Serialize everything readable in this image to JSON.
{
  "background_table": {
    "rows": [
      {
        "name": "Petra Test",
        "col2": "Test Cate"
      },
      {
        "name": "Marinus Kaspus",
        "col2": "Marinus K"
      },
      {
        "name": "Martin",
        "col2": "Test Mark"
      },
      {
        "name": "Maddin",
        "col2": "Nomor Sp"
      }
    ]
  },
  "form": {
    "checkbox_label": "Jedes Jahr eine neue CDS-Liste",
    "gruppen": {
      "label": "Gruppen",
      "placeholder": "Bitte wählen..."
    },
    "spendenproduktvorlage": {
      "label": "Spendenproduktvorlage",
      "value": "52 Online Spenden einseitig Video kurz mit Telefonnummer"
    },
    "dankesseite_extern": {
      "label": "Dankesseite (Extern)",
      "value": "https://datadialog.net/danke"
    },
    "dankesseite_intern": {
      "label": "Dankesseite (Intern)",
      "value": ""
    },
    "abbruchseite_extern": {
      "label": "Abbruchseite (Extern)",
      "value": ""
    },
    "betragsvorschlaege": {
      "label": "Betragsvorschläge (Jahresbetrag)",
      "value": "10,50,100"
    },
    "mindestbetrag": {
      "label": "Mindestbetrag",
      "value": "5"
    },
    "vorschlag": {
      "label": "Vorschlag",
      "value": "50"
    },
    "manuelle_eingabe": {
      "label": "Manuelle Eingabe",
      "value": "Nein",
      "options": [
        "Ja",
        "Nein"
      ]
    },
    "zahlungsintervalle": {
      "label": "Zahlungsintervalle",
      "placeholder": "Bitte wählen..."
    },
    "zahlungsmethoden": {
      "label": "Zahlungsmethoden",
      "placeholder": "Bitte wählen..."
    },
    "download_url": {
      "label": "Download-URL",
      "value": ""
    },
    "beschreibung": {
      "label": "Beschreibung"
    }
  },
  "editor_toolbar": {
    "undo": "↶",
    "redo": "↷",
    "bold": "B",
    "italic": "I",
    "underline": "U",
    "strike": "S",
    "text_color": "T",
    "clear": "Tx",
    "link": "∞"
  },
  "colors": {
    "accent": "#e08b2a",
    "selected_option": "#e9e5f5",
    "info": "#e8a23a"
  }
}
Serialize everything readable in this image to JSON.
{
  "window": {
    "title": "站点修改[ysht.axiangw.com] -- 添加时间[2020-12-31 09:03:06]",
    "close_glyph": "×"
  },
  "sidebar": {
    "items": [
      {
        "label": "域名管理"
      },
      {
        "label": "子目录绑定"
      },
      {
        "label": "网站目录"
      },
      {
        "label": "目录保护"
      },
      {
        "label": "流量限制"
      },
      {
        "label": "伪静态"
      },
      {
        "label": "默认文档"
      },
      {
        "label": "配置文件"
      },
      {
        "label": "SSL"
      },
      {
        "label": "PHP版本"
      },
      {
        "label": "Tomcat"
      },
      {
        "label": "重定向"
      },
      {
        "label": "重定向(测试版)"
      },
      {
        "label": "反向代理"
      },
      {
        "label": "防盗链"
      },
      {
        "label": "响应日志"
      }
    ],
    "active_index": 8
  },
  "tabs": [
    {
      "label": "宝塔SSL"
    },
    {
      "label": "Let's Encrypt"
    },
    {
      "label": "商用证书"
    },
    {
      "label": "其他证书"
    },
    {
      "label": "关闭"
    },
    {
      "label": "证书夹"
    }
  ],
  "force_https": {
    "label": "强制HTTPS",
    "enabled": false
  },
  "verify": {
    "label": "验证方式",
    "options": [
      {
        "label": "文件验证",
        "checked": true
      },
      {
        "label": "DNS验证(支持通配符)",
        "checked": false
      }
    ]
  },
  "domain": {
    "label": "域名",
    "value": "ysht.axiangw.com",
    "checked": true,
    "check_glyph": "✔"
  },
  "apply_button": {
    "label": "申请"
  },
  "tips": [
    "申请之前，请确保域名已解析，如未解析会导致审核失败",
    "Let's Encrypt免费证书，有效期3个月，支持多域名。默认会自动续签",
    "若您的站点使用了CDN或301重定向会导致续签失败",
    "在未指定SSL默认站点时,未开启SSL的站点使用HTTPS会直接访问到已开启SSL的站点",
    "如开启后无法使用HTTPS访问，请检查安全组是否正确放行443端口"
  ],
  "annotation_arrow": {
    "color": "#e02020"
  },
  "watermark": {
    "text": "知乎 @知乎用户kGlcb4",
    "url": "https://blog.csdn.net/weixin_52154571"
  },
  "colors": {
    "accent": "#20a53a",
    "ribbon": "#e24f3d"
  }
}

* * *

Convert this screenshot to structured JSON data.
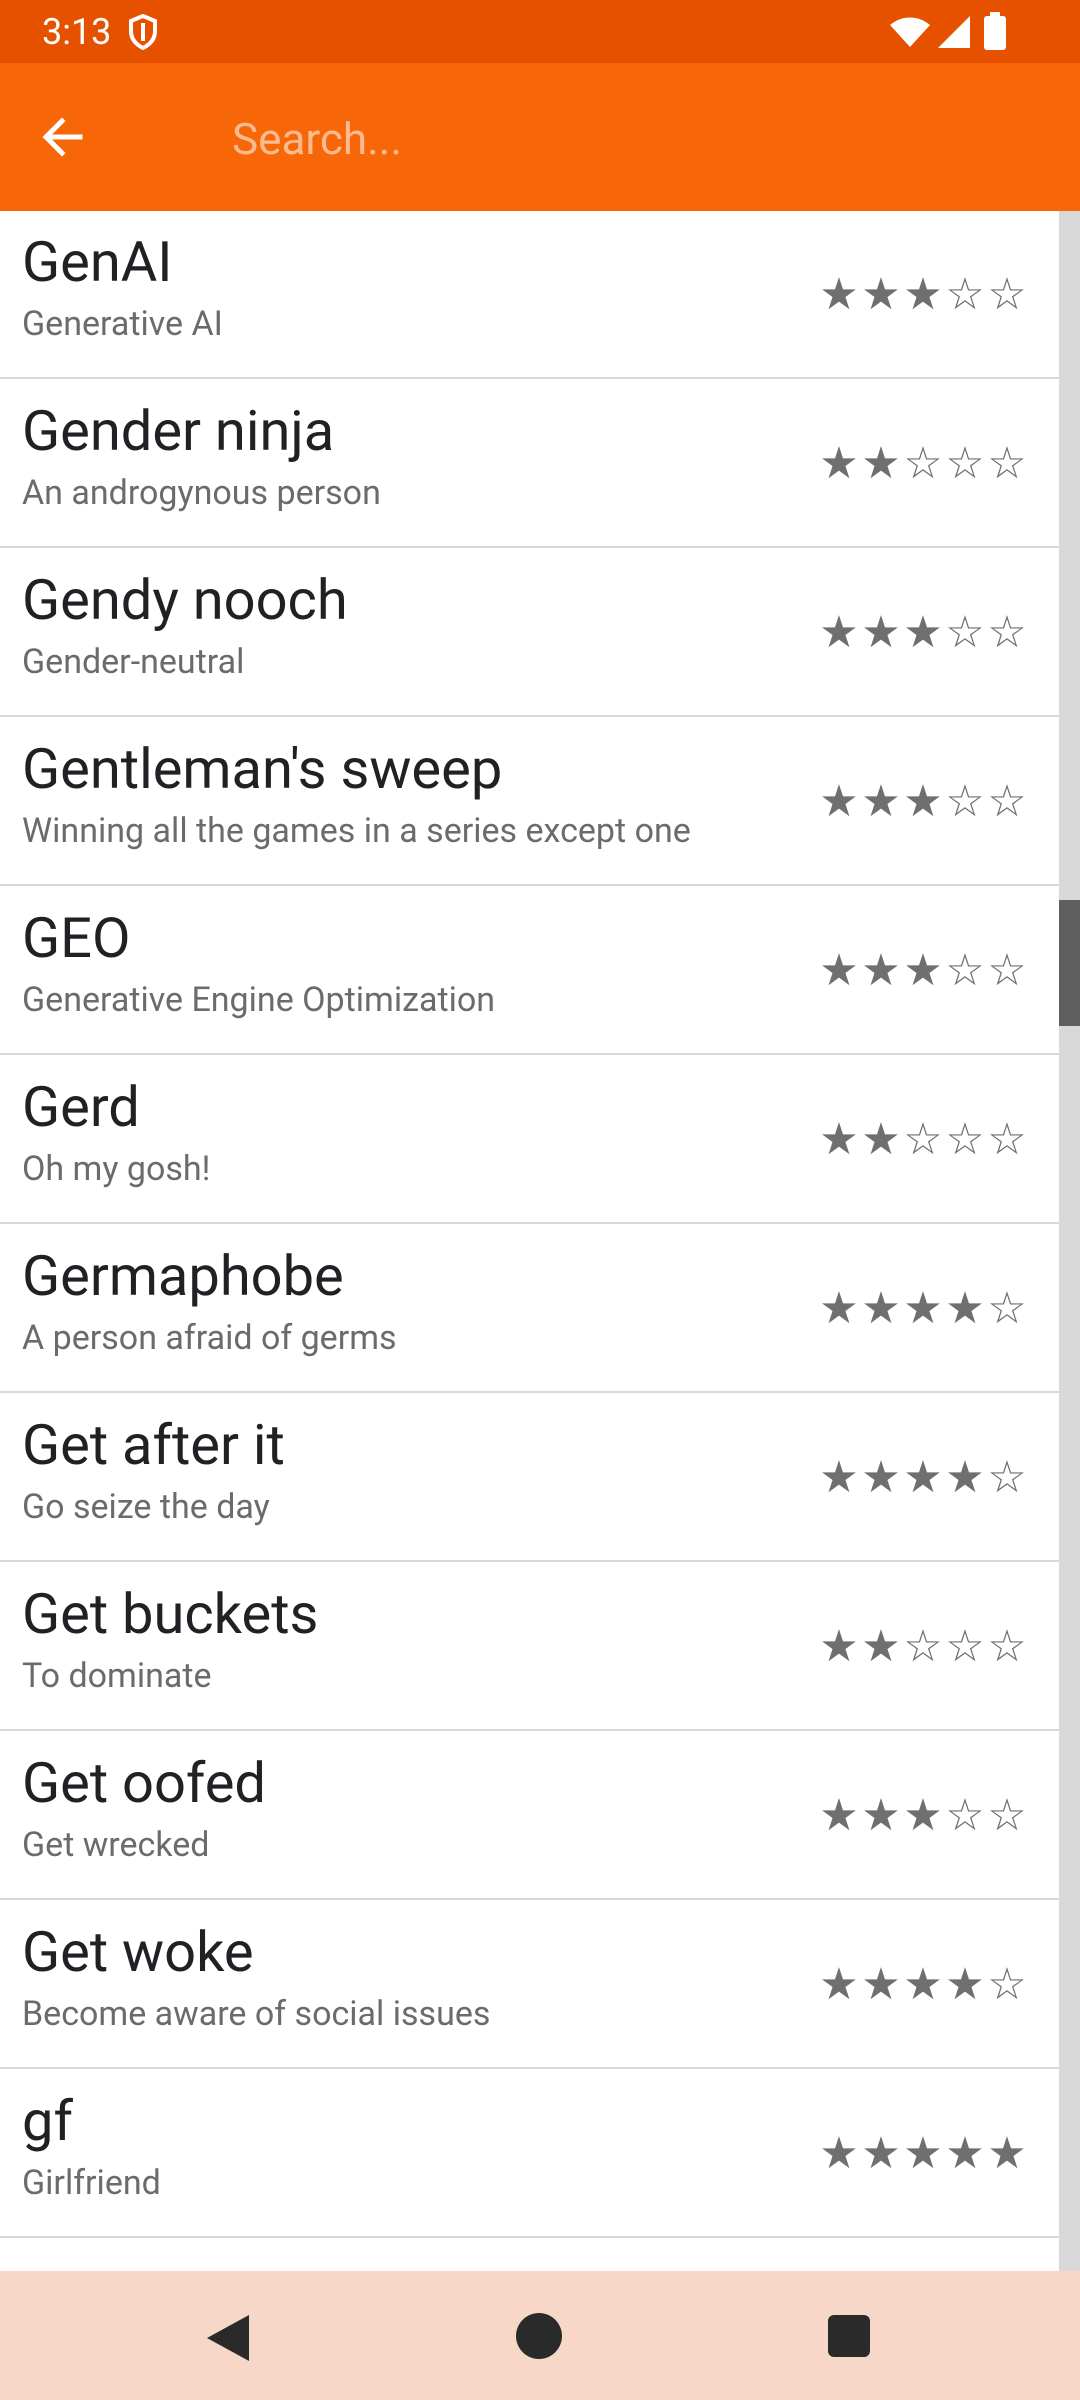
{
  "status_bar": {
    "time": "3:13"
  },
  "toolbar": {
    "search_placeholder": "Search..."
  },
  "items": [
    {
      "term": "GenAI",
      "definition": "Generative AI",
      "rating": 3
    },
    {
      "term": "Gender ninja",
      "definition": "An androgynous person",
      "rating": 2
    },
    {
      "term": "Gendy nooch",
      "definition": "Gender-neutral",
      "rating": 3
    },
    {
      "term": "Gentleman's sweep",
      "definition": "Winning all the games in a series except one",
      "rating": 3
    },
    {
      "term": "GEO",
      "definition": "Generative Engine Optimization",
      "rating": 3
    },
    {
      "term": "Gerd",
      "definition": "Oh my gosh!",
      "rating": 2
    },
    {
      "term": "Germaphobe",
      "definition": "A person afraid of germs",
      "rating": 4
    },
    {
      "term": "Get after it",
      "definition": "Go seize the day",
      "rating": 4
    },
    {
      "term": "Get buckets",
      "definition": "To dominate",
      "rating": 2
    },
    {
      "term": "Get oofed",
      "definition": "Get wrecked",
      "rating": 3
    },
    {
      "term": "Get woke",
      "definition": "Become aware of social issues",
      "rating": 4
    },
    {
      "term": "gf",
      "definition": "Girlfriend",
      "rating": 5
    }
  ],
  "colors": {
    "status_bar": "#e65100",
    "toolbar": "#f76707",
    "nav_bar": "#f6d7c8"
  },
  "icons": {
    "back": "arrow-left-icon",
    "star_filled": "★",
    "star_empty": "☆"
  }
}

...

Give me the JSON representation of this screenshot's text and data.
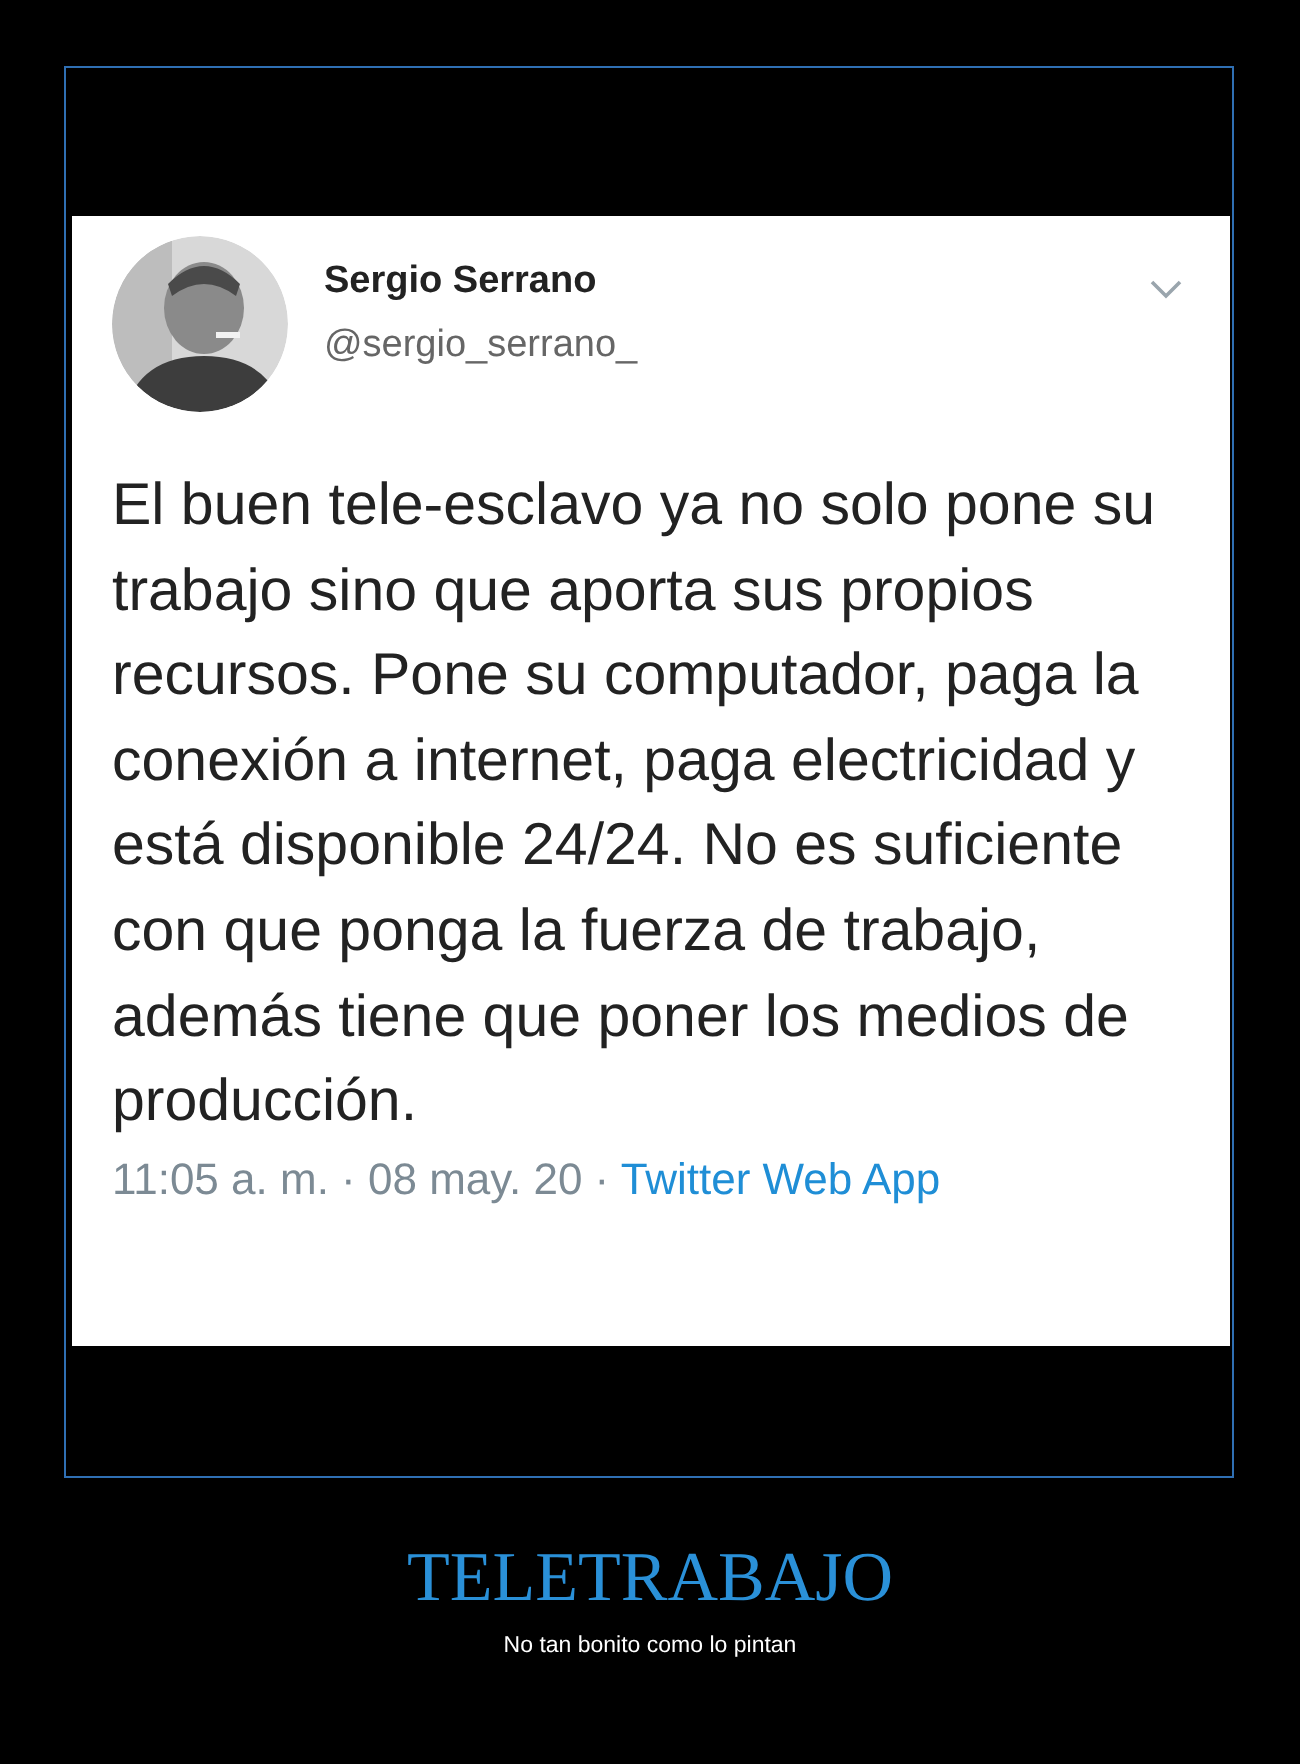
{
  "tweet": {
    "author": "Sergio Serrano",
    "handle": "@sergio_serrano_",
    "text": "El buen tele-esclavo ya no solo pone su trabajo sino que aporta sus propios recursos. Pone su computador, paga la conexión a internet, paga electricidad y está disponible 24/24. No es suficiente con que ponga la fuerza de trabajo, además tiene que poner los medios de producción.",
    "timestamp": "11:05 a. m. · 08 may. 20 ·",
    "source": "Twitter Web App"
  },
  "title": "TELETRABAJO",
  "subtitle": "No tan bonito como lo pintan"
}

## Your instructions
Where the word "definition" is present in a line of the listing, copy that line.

## Response
      "definition": "Generative AI",
      "definition": "An androgynous person",
      "definition": "Gender-neutral",
      "definition": "Winning all the games in a series except one",
      "definition": "Generative Engine Optimization",
      "definition": "Oh my gosh!",
      "definition": "A person afraid of germs",
      "definition": "Go seize the day",
      "definition": "To dominate",
      "definition": "Get wrecked",
      "definition": "Become aware of social issues",
      "definition": "Girlfriend",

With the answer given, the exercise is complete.